* _Entries provided_

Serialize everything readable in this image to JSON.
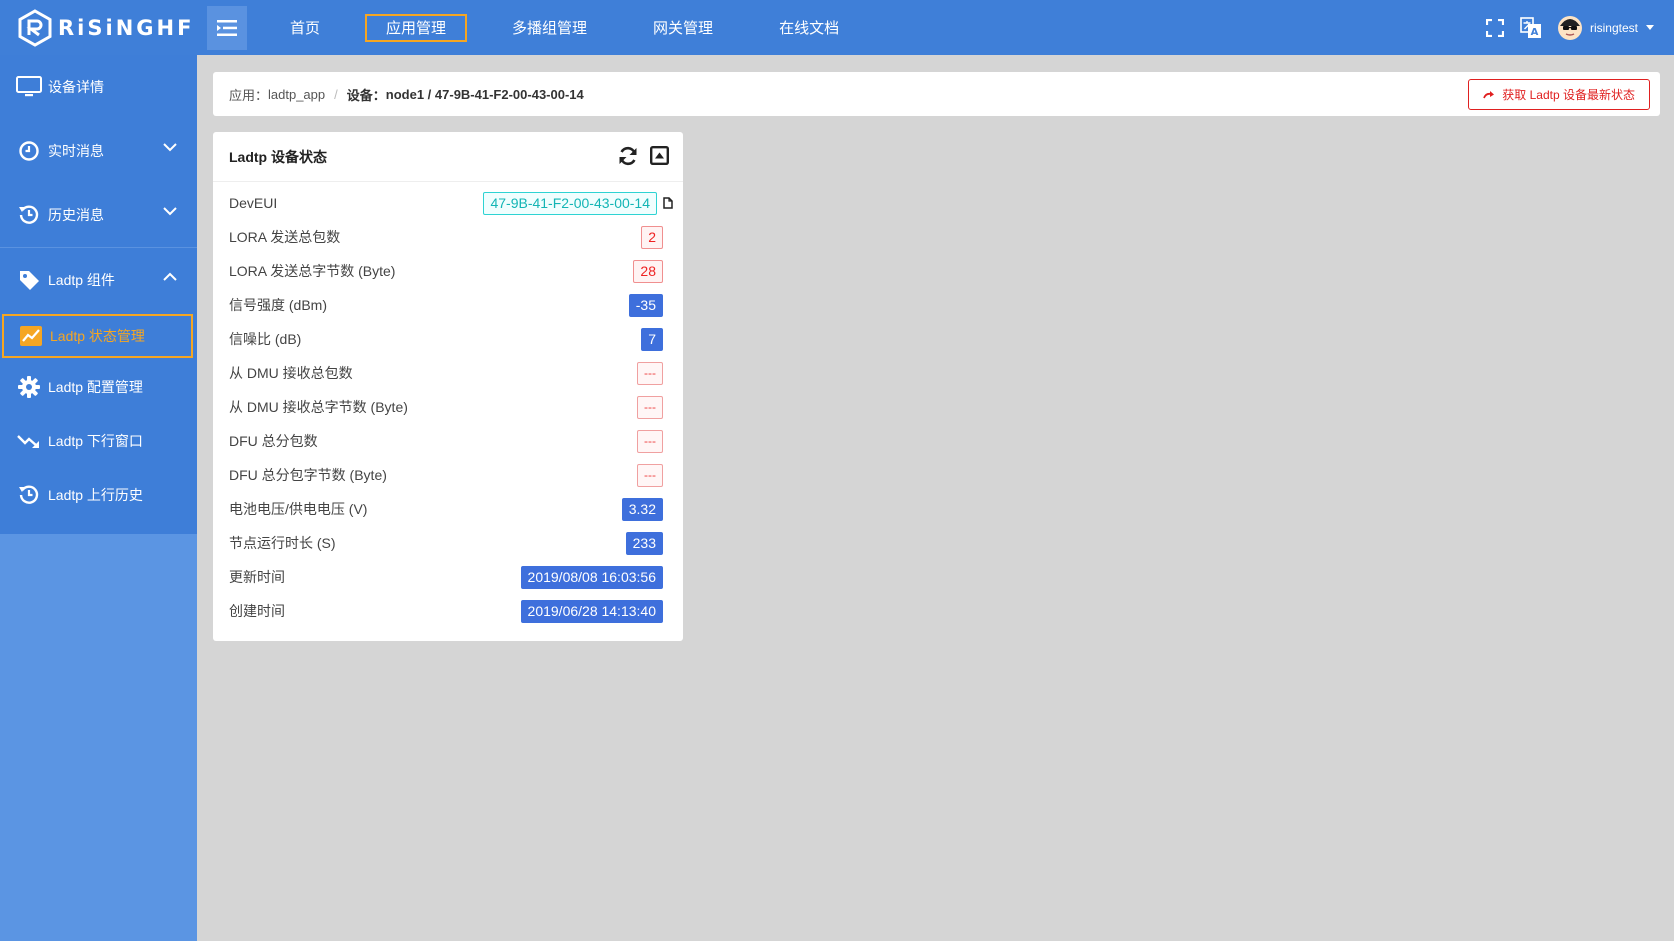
{
  "brand": {
    "logo_text": "RiSiNGHF"
  },
  "nav": {
    "items": [
      {
        "label": "首页",
        "active": false
      },
      {
        "label": "应用管理",
        "active": true
      },
      {
        "label": "多播组管理",
        "active": false
      },
      {
        "label": "网关管理",
        "active": false
      },
      {
        "label": "在线文档",
        "active": false
      }
    ]
  },
  "user": {
    "name": "risingtest"
  },
  "sidebar": {
    "items": [
      {
        "label": "设备详情",
        "icon": "monitor-icon"
      },
      {
        "label": "实时消息",
        "icon": "clock-icon",
        "expand": "down"
      },
      {
        "label": "历史消息",
        "icon": "history-icon",
        "expand": "down"
      },
      {
        "label": "Ladtp 组件",
        "icon": "tag-icon",
        "expand": "up"
      },
      {
        "label": "Ladtp 状态管理",
        "icon": "chart-icon",
        "active": true
      },
      {
        "label": "Ladtp 配置管理",
        "icon": "gear-icon"
      },
      {
        "label": "Ladtp 下行窗口",
        "icon": "trend-down-icon"
      },
      {
        "label": "Ladtp 上行历史",
        "icon": "history-icon"
      }
    ]
  },
  "breadcrumb": {
    "app_prefix": "应用：",
    "app_name": "ladtp_app",
    "device_prefix": "设备：",
    "device_path": "node1 / 47-9B-41-F2-00-43-00-14",
    "fetch_button": "获取 Ladtp 设备最新状态"
  },
  "status_card": {
    "title": "Ladtp 设备状态",
    "rows": [
      {
        "label": "DevEUI",
        "value": "47-9B-41-F2-00-43-00-14"
      },
      {
        "label": "LORA 发送总包数",
        "value": "2"
      },
      {
        "label": "LORA 发送总字节数 (Byte)",
        "value": "28"
      },
      {
        "label": "信号强度 (dBm)",
        "value": "-35"
      },
      {
        "label": "信噪比 (dB)",
        "value": "7"
      },
      {
        "label": "从 DMU 接收总包数",
        "value": "---"
      },
      {
        "label": "从 DMU 接收总字节数 (Byte)",
        "value": "---"
      },
      {
        "label": "DFU 总分包数",
        "value": "---"
      },
      {
        "label": "DFU 总分包字节数 (Byte)",
        "value": "---"
      },
      {
        "label": "电池电压/供电电压 (V)",
        "value": "3.32"
      },
      {
        "label": "节点运行时长 (S)",
        "value": "233"
      },
      {
        "label": "更新时间",
        "value": "2019/08/08 16:03:56"
      },
      {
        "label": "创建时间",
        "value": "2019/06/28 14:13:40"
      }
    ]
  },
  "colors": {
    "topbar": "#3f7fd8",
    "sidebar": "#5b95e3",
    "accent": "#f5a623",
    "danger": "#e02020",
    "badge_blue": "#3e6fdc",
    "badge_cyan": "#13b5b5"
  }
}
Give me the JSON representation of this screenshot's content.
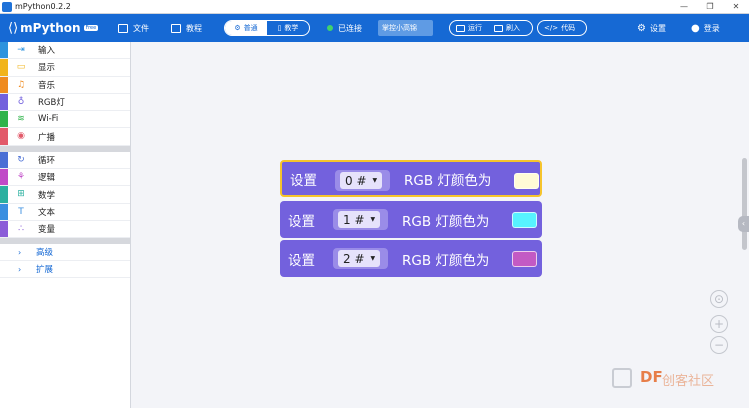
{
  "window": {
    "title": "mPython0.2.2",
    "controls": [
      "—",
      "❐",
      "✕"
    ]
  },
  "toolbar": {
    "logo": "mPython",
    "logo_badge": "Free",
    "file": "文件",
    "tutorial": "教程",
    "mode_normal": "普通",
    "mode_teach": "教学",
    "status": "已连接",
    "device": "掌控小高锦",
    "run": "运行",
    "flash": "刷入",
    "code": "代码",
    "settings": "设置",
    "login": "登录"
  },
  "sidebar": {
    "group1": [
      {
        "label": "输入",
        "color": "#2d93de",
        "icon": "⇥"
      },
      {
        "label": "显示",
        "color": "#f1b41b",
        "icon": "▭"
      },
      {
        "label": "音乐",
        "color": "#ef8b20",
        "icon": "♫"
      },
      {
        "label": "RGB灯",
        "color": "#7361dd",
        "icon": "♁"
      },
      {
        "label": "Wi-Fi",
        "color": "#2fb34a",
        "icon": "≋"
      },
      {
        "label": "广播",
        "color": "#e25a6a",
        "icon": "◉"
      }
    ],
    "group2": [
      {
        "label": "循环",
        "color": "#4a6fd5",
        "icon": "↻"
      },
      {
        "label": "逻辑",
        "color": "#c04ac7",
        "icon": "⚘"
      },
      {
        "label": "数学",
        "color": "#2bb0a0",
        "icon": "⊞"
      },
      {
        "label": "文本",
        "color": "#3b8fe0",
        "icon": "T"
      },
      {
        "label": "变量",
        "color": "#8b5cd8",
        "icon": "∴"
      }
    ],
    "advanced": "高级",
    "extend": "扩展"
  },
  "blocks": [
    {
      "set": "设置",
      "index": "0 #",
      "text": "RGB 灯颜色为",
      "color": "#fffbd6"
    },
    {
      "set": "设置",
      "index": "1 #",
      "text": "RGB 灯颜色为",
      "color": "#57f2ff"
    },
    {
      "set": "设置",
      "index": "2 #",
      "text": "RGB 灯颜色为",
      "color": "#c35ac4"
    }
  ],
  "workspace": {
    "zoom_in": "+",
    "zoom_out": "−"
  },
  "watermark": {
    "brand": "DF",
    "text": "创客社区"
  }
}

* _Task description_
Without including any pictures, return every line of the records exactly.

* _Response box_
Serialize everything readable in this image to JSON.
{
  "brand": {
    "logo_text": "RiSiNGHF"
  },
  "nav": {
    "items": [
      {
        "label": "首页",
        "active": false
      },
      {
        "label": "应用管理",
        "active": true
      },
      {
        "label": "多播组管理",
        "active": false
      },
      {
        "label": "网关管理",
        "active": false
      },
      {
        "label": "在线文档",
        "active": false
      }
    ]
  },
  "user": {
    "name": "risingtest"
  },
  "sidebar": {
    "items": [
      {
        "label": "设备详情",
        "icon": "monitor-icon"
      },
      {
        "label": "实时消息",
        "icon": "clock-icon",
        "expand": "down"
      },
      {
        "label": "历史消息",
        "icon": "history-icon",
        "expand": "down"
      },
      {
        "label": "Ladtp 组件",
        "icon": "tag-icon",
        "expand": "up"
      },
      {
        "label": "Ladtp 状态管理",
        "icon": "chart-icon",
        "active": true
      },
      {
        "label": "Ladtp 配置管理",
        "icon": "gear-icon"
      },
      {
        "label": "Ladtp 下行窗口",
        "icon": "trend-down-icon"
      },
      {
        "label": "Ladtp 上行历史",
        "icon": "history-icon"
      }
    ]
  },
  "breadcrumb": {
    "app_prefix": "应用：",
    "app_name": "ladtp_app",
    "device_prefix": "设备：",
    "device_path": "node1 / 47-9B-41-F2-00-43-00-14",
    "fetch_button": "获取 Ladtp 设备最新状态"
  },
  "status_card": {
    "title": "Ladtp 设备状态",
    "rows": [
      {
        "label": "DevEUI",
        "value": "47-9B-41-F2-00-43-00-14"
      },
      {
        "label": "LORA 发送总包数",
        "value": "2"
      },
      {
        "label": "LORA 发送总字节数 (Byte)",
        "value": "28"
      },
      {
        "label": "信号强度 (dBm)",
        "value": "-35"
      },
      {
        "label": "信噪比 (dB)",
        "value": "7"
      },
      {
        "label": "从 DMU 接收总包数",
        "value": "---"
      },
      {
        "label": "从 DMU 接收总字节数 (Byte)",
        "value": "---"
      },
      {
        "label": "DFU 总分包数",
        "value": "---"
      },
      {
        "label": "DFU 总分包字节数 (Byte)",
        "value": "---"
      },
      {
        "label": "电池电压/供电电压 (V)",
        "value": "3.32"
      },
      {
        "label": "节点运行时长 (S)",
        "value": "233"
      },
      {
        "label": "更新时间",
        "value": "2019/08/08 16:03:56"
      },
      {
        "label": "创建时间",
        "value": "2019/06/28 14:13:40"
      }
    ]
  },
  "colors": {
    "topbar": "#3f7fd8",
    "sidebar": "#5b95e3",
    "accent": "#f5a623",
    "danger": "#e02020",
    "badge_blue": "#3e6fdc",
    "badge_cyan": "#13b5b5"
  }
}
Give me the JSON representation of this screenshot's content.
{
  "window": {
    "title": "mPython0.2.2",
    "controls": [
      "—",
      "❐",
      "✕"
    ]
  },
  "toolbar": {
    "logo": "mPython",
    "logo_badge": "Free",
    "file": "文件",
    "tutorial": "教程",
    "mode_normal": "普通",
    "mode_teach": "教学",
    "status": "已连接",
    "device": "掌控小高锦",
    "run": "运行",
    "flash": "刷入",
    "code": "代码",
    "settings": "设置",
    "login": "登录"
  },
  "sidebar": {
    "group1": [
      {
        "label": "输入",
        "color": "#2d93de",
        "icon": "⇥"
      },
      {
        "label": "显示",
        "color": "#f1b41b",
        "icon": "▭"
      },
      {
        "label": "音乐",
        "color": "#ef8b20",
        "icon": "♫"
      },
      {
        "label": "RGB灯",
        "color": "#7361dd",
        "icon": "♁"
      },
      {
        "label": "Wi-Fi",
        "color": "#2fb34a",
        "icon": "≋"
      },
      {
        "label": "广播",
        "color": "#e25a6a",
        "icon": "◉"
      }
    ],
    "group2": [
      {
        "label": "循环",
        "color": "#4a6fd5",
        "icon": "↻"
      },
      {
        "label": "逻辑",
        "color": "#c04ac7",
        "icon": "⚘"
      },
      {
        "label": "数学",
        "color": "#2bb0a0",
        "icon": "⊞"
      },
      {
        "label": "文本",
        "color": "#3b8fe0",
        "icon": "T"
      },
      {
        "label": "变量",
        "color": "#8b5cd8",
        "icon": "∴"
      }
    ],
    "advanced": "高级",
    "extend": "扩展"
  },
  "blocks": [
    {
      "set": "设置",
      "index": "0 #",
      "text": "RGB 灯颜色为",
      "color": "#fffbd6"
    },
    {
      "set": "设置",
      "index": "1 #",
      "text": "RGB 灯颜色为",
      "color": "#57f2ff"
    },
    {
      "set": "设置",
      "index": "2 #",
      "text": "RGB 灯颜色为",
      "color": "#c35ac4"
    }
  ],
  "workspace": {
    "zoom_in": "+",
    "zoom_out": "−"
  },
  "watermark": {
    "brand": "DF",
    "text": "创客社区"
  }
}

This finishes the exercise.